• _PROBLEM DESCRIPTION_
Run through the records and, wherever a line holds the word "title", return that line.

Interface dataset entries
*** Begin section ***
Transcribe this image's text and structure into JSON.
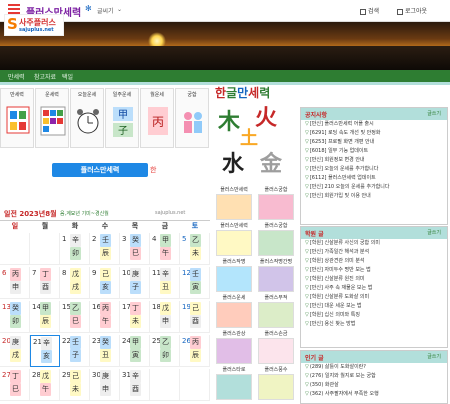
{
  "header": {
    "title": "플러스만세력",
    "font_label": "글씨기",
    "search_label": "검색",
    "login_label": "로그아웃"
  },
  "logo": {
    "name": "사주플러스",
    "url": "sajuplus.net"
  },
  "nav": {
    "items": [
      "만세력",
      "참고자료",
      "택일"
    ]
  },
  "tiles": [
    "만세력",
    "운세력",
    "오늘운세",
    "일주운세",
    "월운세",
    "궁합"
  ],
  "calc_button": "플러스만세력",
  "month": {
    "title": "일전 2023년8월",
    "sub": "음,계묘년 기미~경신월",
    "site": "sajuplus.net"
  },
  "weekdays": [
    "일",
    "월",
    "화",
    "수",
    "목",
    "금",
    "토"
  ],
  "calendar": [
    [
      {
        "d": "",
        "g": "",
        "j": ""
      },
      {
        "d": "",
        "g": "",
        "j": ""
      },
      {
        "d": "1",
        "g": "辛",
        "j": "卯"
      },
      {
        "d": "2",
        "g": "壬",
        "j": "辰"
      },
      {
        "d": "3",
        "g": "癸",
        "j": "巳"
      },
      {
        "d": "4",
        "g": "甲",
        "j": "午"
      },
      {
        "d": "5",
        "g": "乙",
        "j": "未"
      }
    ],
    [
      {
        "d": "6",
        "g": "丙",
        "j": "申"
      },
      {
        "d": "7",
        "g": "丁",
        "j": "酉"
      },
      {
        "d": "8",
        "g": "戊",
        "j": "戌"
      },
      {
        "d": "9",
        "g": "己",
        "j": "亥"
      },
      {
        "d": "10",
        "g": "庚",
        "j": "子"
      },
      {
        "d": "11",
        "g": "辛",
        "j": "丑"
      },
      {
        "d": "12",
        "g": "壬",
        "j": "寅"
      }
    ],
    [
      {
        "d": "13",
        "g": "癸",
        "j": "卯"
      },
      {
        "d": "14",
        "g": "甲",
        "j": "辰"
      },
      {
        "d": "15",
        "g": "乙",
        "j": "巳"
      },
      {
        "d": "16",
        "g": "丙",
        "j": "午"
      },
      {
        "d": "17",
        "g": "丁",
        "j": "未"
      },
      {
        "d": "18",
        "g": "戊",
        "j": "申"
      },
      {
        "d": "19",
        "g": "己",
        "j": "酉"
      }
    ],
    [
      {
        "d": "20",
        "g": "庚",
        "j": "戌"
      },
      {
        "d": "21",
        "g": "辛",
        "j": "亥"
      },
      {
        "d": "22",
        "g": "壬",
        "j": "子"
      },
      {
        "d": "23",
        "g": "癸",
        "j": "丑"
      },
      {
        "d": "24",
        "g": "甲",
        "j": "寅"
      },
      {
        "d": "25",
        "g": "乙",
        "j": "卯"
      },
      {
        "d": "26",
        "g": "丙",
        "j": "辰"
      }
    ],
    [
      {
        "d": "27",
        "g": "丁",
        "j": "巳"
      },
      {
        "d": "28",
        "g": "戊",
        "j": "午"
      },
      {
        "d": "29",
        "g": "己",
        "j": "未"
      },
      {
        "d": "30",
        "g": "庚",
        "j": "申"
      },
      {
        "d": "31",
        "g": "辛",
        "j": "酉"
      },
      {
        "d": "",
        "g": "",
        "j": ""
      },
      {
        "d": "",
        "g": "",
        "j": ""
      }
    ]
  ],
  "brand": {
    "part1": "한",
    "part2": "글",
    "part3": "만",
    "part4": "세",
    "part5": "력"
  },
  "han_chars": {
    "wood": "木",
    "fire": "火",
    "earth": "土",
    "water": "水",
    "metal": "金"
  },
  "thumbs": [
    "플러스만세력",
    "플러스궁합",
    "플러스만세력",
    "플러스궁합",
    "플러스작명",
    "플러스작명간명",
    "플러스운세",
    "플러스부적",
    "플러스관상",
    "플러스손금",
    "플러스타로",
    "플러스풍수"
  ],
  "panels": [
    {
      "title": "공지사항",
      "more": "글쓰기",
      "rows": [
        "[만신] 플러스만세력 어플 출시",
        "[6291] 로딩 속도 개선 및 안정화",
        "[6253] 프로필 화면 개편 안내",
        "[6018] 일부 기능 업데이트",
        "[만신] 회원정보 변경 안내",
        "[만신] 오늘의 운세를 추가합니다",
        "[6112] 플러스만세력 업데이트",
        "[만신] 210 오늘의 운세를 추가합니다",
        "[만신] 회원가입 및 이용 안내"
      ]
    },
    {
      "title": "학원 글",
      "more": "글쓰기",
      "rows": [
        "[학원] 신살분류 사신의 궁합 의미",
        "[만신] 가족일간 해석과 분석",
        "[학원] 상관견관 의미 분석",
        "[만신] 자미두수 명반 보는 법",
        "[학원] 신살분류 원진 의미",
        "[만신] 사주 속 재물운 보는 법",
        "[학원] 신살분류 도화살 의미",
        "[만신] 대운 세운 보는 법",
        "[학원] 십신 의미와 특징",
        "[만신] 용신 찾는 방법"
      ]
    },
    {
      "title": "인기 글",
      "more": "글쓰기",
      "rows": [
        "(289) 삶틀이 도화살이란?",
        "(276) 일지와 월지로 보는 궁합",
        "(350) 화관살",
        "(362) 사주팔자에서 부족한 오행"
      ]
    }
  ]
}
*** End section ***
• _TASK OUTPUT_
    "title": "플러스만세력",
    "title": "일전 2023년8월",
      "title": "공지사항",
      "title": "학원 글",
      "title": "인기 글",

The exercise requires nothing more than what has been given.